Problem details: Please retype the records below exactly as they appear, leaving out every picture.

Dataset rows for apps and sites:
======

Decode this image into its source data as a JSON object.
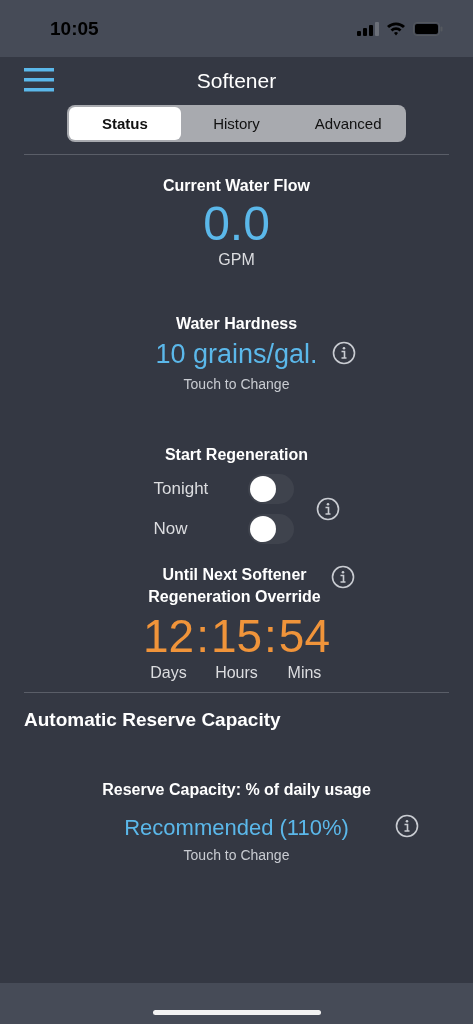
{
  "status_bar": {
    "time": "10:05"
  },
  "header": {
    "title": "Softener"
  },
  "tabs": [
    {
      "label": "Status",
      "selected": true
    },
    {
      "label": "History",
      "selected": false
    },
    {
      "label": "Advanced",
      "selected": false
    }
  ],
  "water_flow": {
    "title": "Current Water Flow",
    "value": "0.0",
    "unit": "GPM"
  },
  "water_hardness": {
    "title": "Water Hardness",
    "value": "10 grains/gal.",
    "hint": "Touch to Change"
  },
  "regeneration": {
    "title": "Start Regeneration",
    "options": [
      {
        "label": "Tonight",
        "on": false
      },
      {
        "label": "Now",
        "on": false
      }
    ]
  },
  "next_regeneration": {
    "title_lines": [
      "Until Next Softener",
      "Regeneration Override"
    ],
    "separator": ":",
    "units": [
      {
        "value": "12",
        "label": "Days"
      },
      {
        "value": "15",
        "label": "Hours"
      },
      {
        "value": "54",
        "label": "Mins"
      }
    ]
  },
  "reserve": {
    "heading": "Automatic Reserve Capacity",
    "title": "Reserve Capacity: % of daily usage",
    "value": "Recommended (110%)",
    "hint": "Touch to Change"
  }
}
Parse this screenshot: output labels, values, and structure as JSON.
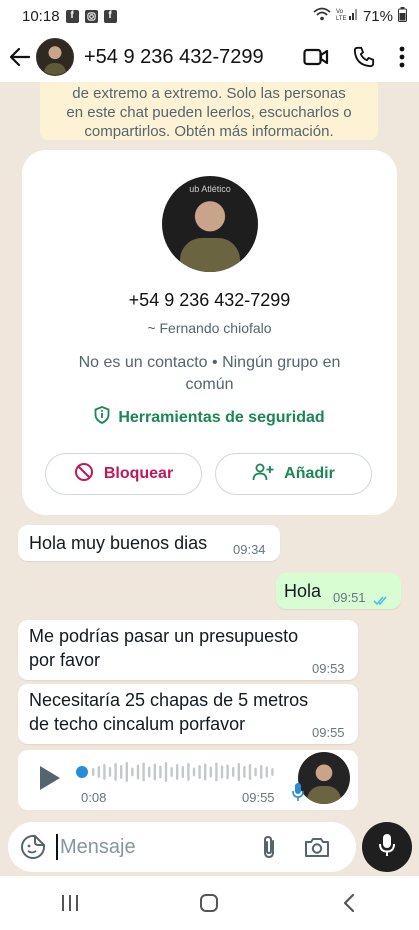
{
  "status_bar": {
    "time": "10:18",
    "battery": "71%"
  },
  "header": {
    "title": "+54 9 236 432-7299"
  },
  "encryption_notice": {
    "lines": [
      "de extremo a extremo. Solo las personas",
      "en este chat pueden leerlos, escucharlos o",
      "compartirlos. Obtén más información."
    ]
  },
  "contact_card": {
    "phone": "+54 9 236 432-7299",
    "name": "~ Fernando chiofalo",
    "info": "No es un contacto • Ningún grupo en común",
    "safety": "Herramientas de seguridad",
    "block_label": "Bloquear",
    "add_label": "Añadir"
  },
  "messages": [
    {
      "direction": "in",
      "text": "Hola muy buenos dias",
      "time": "09:34"
    },
    {
      "direction": "out",
      "text": "Hola",
      "time": "09:51",
      "status": "read"
    },
    {
      "direction": "in",
      "lines": [
        "Me podrías pasar un presupuesto",
        "por favor"
      ],
      "time": "09:53"
    },
    {
      "direction": "in",
      "lines": [
        "Necesitaría 25 chapas de 5 metros",
        "de techo cincalum porfavor"
      ],
      "time": "09:55"
    }
  ],
  "voice_message": {
    "duration": "0:08",
    "time": "09:55",
    "progress": 0
  },
  "composer": {
    "placeholder": "Mensaje"
  },
  "colors": {
    "accent_green": "#1b8755",
    "block_red": "#c2185b",
    "outgoing_bubble": "#d9fdd3",
    "read_tick": "#53bdeb"
  }
}
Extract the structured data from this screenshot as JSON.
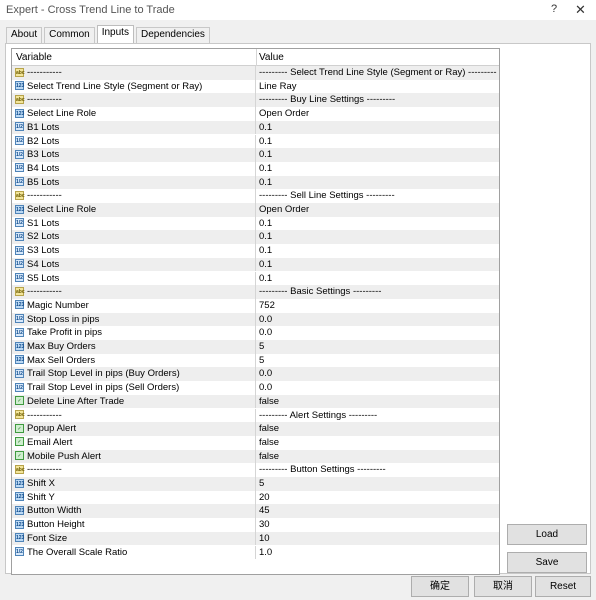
{
  "window": {
    "title": "Expert - Cross Trend Line to Trade",
    "help": "?",
    "close": "✕"
  },
  "tabs": [
    {
      "label": "About"
    },
    {
      "label": "Common"
    },
    {
      "label": "Inputs"
    },
    {
      "label": "Dependencies"
    }
  ],
  "grid": {
    "headers": {
      "variable": "Variable",
      "value": "Value"
    },
    "rows": [
      {
        "icon": "abc",
        "type": "str",
        "name": "-----------",
        "value": "--------- Select Trend Line Style (Segment or Ray) ---------"
      },
      {
        "icon": "123",
        "type": "enum",
        "name": "Select Trend Line Style (Segment or Ray)",
        "value": "Line Ray"
      },
      {
        "icon": "abc",
        "type": "str",
        "name": "-----------",
        "value": "--------- Buy Line Settings ---------"
      },
      {
        "icon": "123",
        "type": "enum",
        "name": "Select Line Role",
        "value": "Open Order"
      },
      {
        "icon": "1/2",
        "type": "dbl",
        "name": "B1 Lots",
        "value": "0.1"
      },
      {
        "icon": "1/2",
        "type": "dbl",
        "name": "B2 Lots",
        "value": "0.1"
      },
      {
        "icon": "1/2",
        "type": "dbl",
        "name": "B3 Lots",
        "value": "0.1"
      },
      {
        "icon": "1/2",
        "type": "dbl",
        "name": "B4 Lots",
        "value": "0.1"
      },
      {
        "icon": "1/2",
        "type": "dbl",
        "name": "B5 Lots",
        "value": "0.1"
      },
      {
        "icon": "abc",
        "type": "str",
        "name": "-----------",
        "value": "--------- Sell Line Settings ---------"
      },
      {
        "icon": "123",
        "type": "enum",
        "name": "Select Line Role",
        "value": "Open Order"
      },
      {
        "icon": "1/2",
        "type": "dbl",
        "name": "S1 Lots",
        "value": "0.1"
      },
      {
        "icon": "1/2",
        "type": "dbl",
        "name": "S2 Lots",
        "value": "0.1"
      },
      {
        "icon": "1/2",
        "type": "dbl",
        "name": "S3 Lots",
        "value": "0.1"
      },
      {
        "icon": "1/2",
        "type": "dbl",
        "name": "S4 Lots",
        "value": "0.1"
      },
      {
        "icon": "1/2",
        "type": "dbl",
        "name": "S5 Lots",
        "value": "0.1"
      },
      {
        "icon": "abc",
        "type": "str",
        "name": "-----------",
        "value": "--------- Basic Settings ---------"
      },
      {
        "icon": "123",
        "type": "enum",
        "name": "Magic Number",
        "value": "752"
      },
      {
        "icon": "1/2",
        "type": "dbl",
        "name": "Stop Loss in pips",
        "value": "0.0"
      },
      {
        "icon": "1/2",
        "type": "dbl",
        "name": "Take Profit in pips",
        "value": "0.0"
      },
      {
        "icon": "123",
        "type": "enum",
        "name": "Max Buy Orders",
        "value": "5"
      },
      {
        "icon": "123",
        "type": "enum",
        "name": "Max Sell Orders",
        "value": "5"
      },
      {
        "icon": "1/2",
        "type": "dbl",
        "name": "Trail Stop Level in pips (Buy Orders)",
        "value": "0.0"
      },
      {
        "icon": "1/2",
        "type": "dbl",
        "name": "Trail Stop Level in pips (Sell Orders)",
        "value": "0.0"
      },
      {
        "icon": "✓",
        "type": "bool",
        "name": "Delete Line After Trade",
        "value": "false"
      },
      {
        "icon": "abc",
        "type": "str",
        "name": "-----------",
        "value": "--------- Alert Settings ---------"
      },
      {
        "icon": "✓",
        "type": "bool",
        "name": "Popup Alert",
        "value": "false"
      },
      {
        "icon": "✓",
        "type": "bool",
        "name": "Email Alert",
        "value": "false"
      },
      {
        "icon": "✓",
        "type": "bool",
        "name": "Mobile Push Alert",
        "value": "false"
      },
      {
        "icon": "abc",
        "type": "str",
        "name": "-----------",
        "value": "--------- Button Settings ---------"
      },
      {
        "icon": "123",
        "type": "enum",
        "name": "Shift X",
        "value": "5"
      },
      {
        "icon": "123",
        "type": "enum",
        "name": "Shift Y",
        "value": "20"
      },
      {
        "icon": "123",
        "type": "enum",
        "name": "Button Width",
        "value": "45"
      },
      {
        "icon": "123",
        "type": "enum",
        "name": "Button Height",
        "value": "30"
      },
      {
        "icon": "123",
        "type": "enum",
        "name": "Font Size",
        "value": "10"
      },
      {
        "icon": "1/2",
        "type": "dbl",
        "name": "The Overall Scale Ratio",
        "value": "1.0"
      }
    ]
  },
  "buttons": {
    "load": "Load",
    "save": "Save",
    "ok": "确定",
    "cancel": "取消",
    "reset": "Reset"
  }
}
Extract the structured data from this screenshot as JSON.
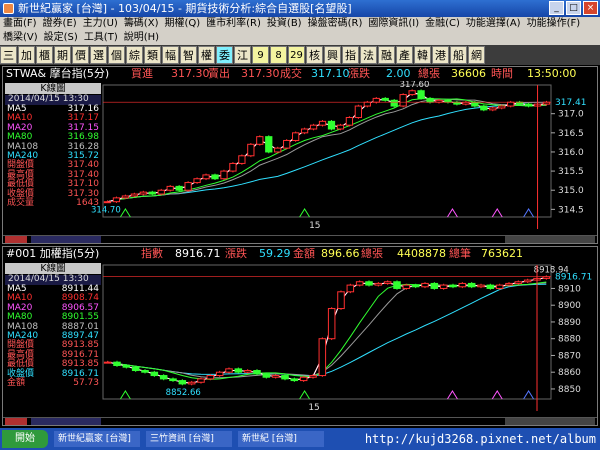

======

Reply:
Decode this image into its source data as a JSON object.
{
  "status_bar": {
    "time": "10:05"
  },
  "header": {
    "title": "Softener"
  },
  "tabs": [
    {
      "label": "Status",
      "selected": true
    },
    {
      "label": "History",
      "selected": false
    },
    {
      "label": "Advanced",
      "selected": false
    }
  ],
  "water_flow": {
    "title": "Current Water Flow",
    "value": "0.0",
    "unit": "GPM"
  },
  "water_hardness": {
    "title": "Water Hardness",
    "value": "10 grains/gal.",
    "hint": "Touch to Change"
  },
  "regeneration": {
    "title": "Start Regeneration",
    "options": [
      {
        "label": "Tonight",
        "on": false
      },
      {
        "label": "Now",
        "on": false
      }
    ]
  },
  "next_regeneration": {
    "title_lines": [
      "Until Next Softener",
      "Regeneration Override"
    ],
    "separator": ":",
    "units": [
      {
        "value": "12",
        "label": "Days"
      },
      {
        "value": "15",
        "label": "Hours"
      },
      {
        "value": "54",
        "label": "Mins"
      }
    ]
  },
  "reserve": {
    "heading": "Automatic Reserve Capacity",
    "title": "Reserve Capacity: % of daily usage",
    "value": "Recommended (110%)",
    "hint": "Touch to Change"
  }
}
Parse this screenshot: output labels, values, and structure as JSON.
{
  "status_bar": {
    "time": "10:18",
    "battery": "71%"
  },
  "header": {
    "title": "+54 9 236 432-7299"
  },
  "encryption_notice": {
    "lines": [
      "de extremo a extremo. Solo las personas",
      "en este chat pueden leerlos, escucharlos o",
      "compartirlos. Obtén más información."
    ]
  },
  "contact_card": {
    "phone": "+54 9 236 432-7299",
    "name": "~ Fernando chiofalo",
    "info": "No es un contacto • Ningún grupo en común",
    "safety": "Herramientas de seguridad",
    "block_label": "Bloquear",
    "add_label": "Añadir"
  },
  "messages": [
    {
      "direction": "in",
      "text": "Hola muy buenos dias",
      "time": "09:34"
    },
    {
      "direction": "out",
      "text": "Hola",
      "time": "09:51",
      "status": "read"
    },
    {
      "direction": "in",
      "lines": [
        "Me podrías pasar un presupuesto",
        "por favor"
      ],
      "time": "09:53"
    },
    {
      "direction": "in",
      "lines": [
        "Necesitaría 25 chapas de 5 metros",
        "de techo cincalum porfavor"
      ],
      "time": "09:55"
    }
  ],
  "voice_message": {
    "duration": "0:08",
    "time": "09:55",
    "progress": 0
  },
  "composer": {
    "placeholder": "Mensaje"
  },
  "colors": {
    "accent_green": "#1b8755",
    "block_red": "#c2185b",
    "outgoing_bubble": "#d9fdd3",
    "read_tick": "#53bdeb"
  }
}
Extract the structured data from this screenshot as JSON.
{
  "window": {
    "title": "Expert - Cross Trend Line to Trade",
    "help": "?",
    "close": "✕"
  },
  "tabs": [
    {
      "label": "About"
    },
    {
      "label": "Common"
    },
    {
      "label": "Inputs"
    },
    {
      "label": "Dependencies"
    }
  ],
  "grid": {
    "headers": {
      "variable": "Variable",
      "value": "Value"
    },
    "rows": [
      {
        "icon": "abc",
        "type": "str",
        "name": "-----------",
        "value": "--------- Select Trend Line Style (Segment or Ray) ---------"
      },
      {
        "icon": "123",
        "type": "enum",
        "name": "Select Trend Line Style (Segment or Ray)",
        "value": "Line Ray"
      },
      {
        "icon": "abc",
        "type": "str",
        "name": "-----------",
        "value": "--------- Buy Line Settings ---------"
      },
      {
        "icon": "123",
        "type": "enum",
        "name": "Select Line Role",
        "value": "Open Order"
      },
      {
        "icon": "1/2",
        "type": "dbl",
        "name": "B1 Lots",
        "value": "0.1"
      },
      {
        "icon": "1/2",
        "type": "dbl",
        "name": "B2 Lots",
        "value": "0.1"
      },
      {
        "icon": "1/2",
        "type": "dbl",
        "name": "B3 Lots",
        "value": "0.1"
      },
      {
        "icon": "1/2",
        "type": "dbl",
        "name": "B4 Lots",
        "value": "0.1"
      },
      {
        "icon": "1/2",
        "type": "dbl",
        "name": "B5 Lots",
        "value": "0.1"
      },
      {
        "icon": "abc",
        "type": "str",
        "name": "-----------",
        "value": "--------- Sell Line Settings ---------"
      },
      {
        "icon": "123",
        "type": "enum",
        "name": "Select Line Role",
        "value": "Open Order"
      },
      {
        "icon": "1/2",
        "type": "dbl",
        "name": "S1 Lots",
        "value": "0.1"
      },
      {
        "icon": "1/2",
        "type": "dbl",
        "name": "S2 Lots",
        "value": "0.1"
      },
      {
        "icon": "1/2",
        "type": "dbl",
        "name": "S3 Lots",
        "value": "0.1"
      },
      {
        "icon": "1/2",
        "type": "dbl",
        "name": "S4 Lots",
        "value": "0.1"
      },
      {
        "icon": "1/2",
        "type": "dbl",
        "name": "S5 Lots",
        "value": "0.1"
      },
      {
        "icon": "abc",
        "type": "str",
        "name": "-----------",
        "value": "--------- Basic Settings ---------"
      },
      {
        "icon": "123",
        "type": "enum",
        "name": "Magic Number",
        "value": "752"
      },
      {
        "icon": "1/2",
        "type": "dbl",
        "name": "Stop Loss in pips",
        "value": "0.0"
      },
      {
        "icon": "1/2",
        "type": "dbl",
        "name": "Take Profit in pips",
        "value": "0.0"
      },
      {
        "icon": "123",
        "type": "enum",
        "name": "Max Buy Orders",
        "value": "5"
      },
      {
        "icon": "123",
        "type": "enum",
        "name": "Max Sell Orders",
        "value": "5"
      },
      {
        "icon": "1/2",
        "type": "dbl",
        "name": "Trail Stop Level in pips (Buy Orders)",
        "value": "0.0"
      },
      {
        "icon": "1/2",
        "type": "dbl",
        "name": "Trail Stop Level in pips (Sell Orders)",
        "value": "0.0"
      },
      {
        "icon": "✓",
        "type": "bool",
        "name": "Delete Line After Trade",
        "value": "false"
      },
      {
        "icon": "abc",
        "type": "str",
        "name": "-----------",
        "value": "--------- Alert Settings ---------"
      },
      {
        "icon": "✓",
        "type": "bool",
        "name": "Popup Alert",
        "value": "false"
      },
      {
        "icon": "✓",
        "type": "bool",
        "name": "Email Alert",
        "value": "false"
      },
      {
        "icon": "✓",
        "type": "bool",
        "name": "Mobile Push Alert",
        "value": "false"
      },
      {
        "icon": "abc",
        "type": "str",
        "name": "-----------",
        "value": "--------- Button Settings ---------"
      },
      {
        "icon": "123",
        "type": "enum",
        "name": "Shift X",
        "value": "5"
      },
      {
        "icon": "123",
        "type": "enum",
        "name": "Shift Y",
        "value": "20"
      },
      {
        "icon": "123",
        "type": "enum",
        "name": "Button Width",
        "value": "45"
      },
      {
        "icon": "123",
        "type": "enum",
        "name": "Button Height",
        "value": "30"
      },
      {
        "icon": "123",
        "type": "enum",
        "name": "Font Size",
        "value": "10"
      },
      {
        "icon": "1/2",
        "type": "dbl",
        "name": "The Overall Scale Ratio",
        "value": "1.0"
      }
    ]
  },
  "buttons": {
    "load": "Load",
    "save": "Save",
    "ok": "确定",
    "cancel": "取消",
    "reset": "Reset"
  }
}
Extract the structured data from this screenshot as JSON.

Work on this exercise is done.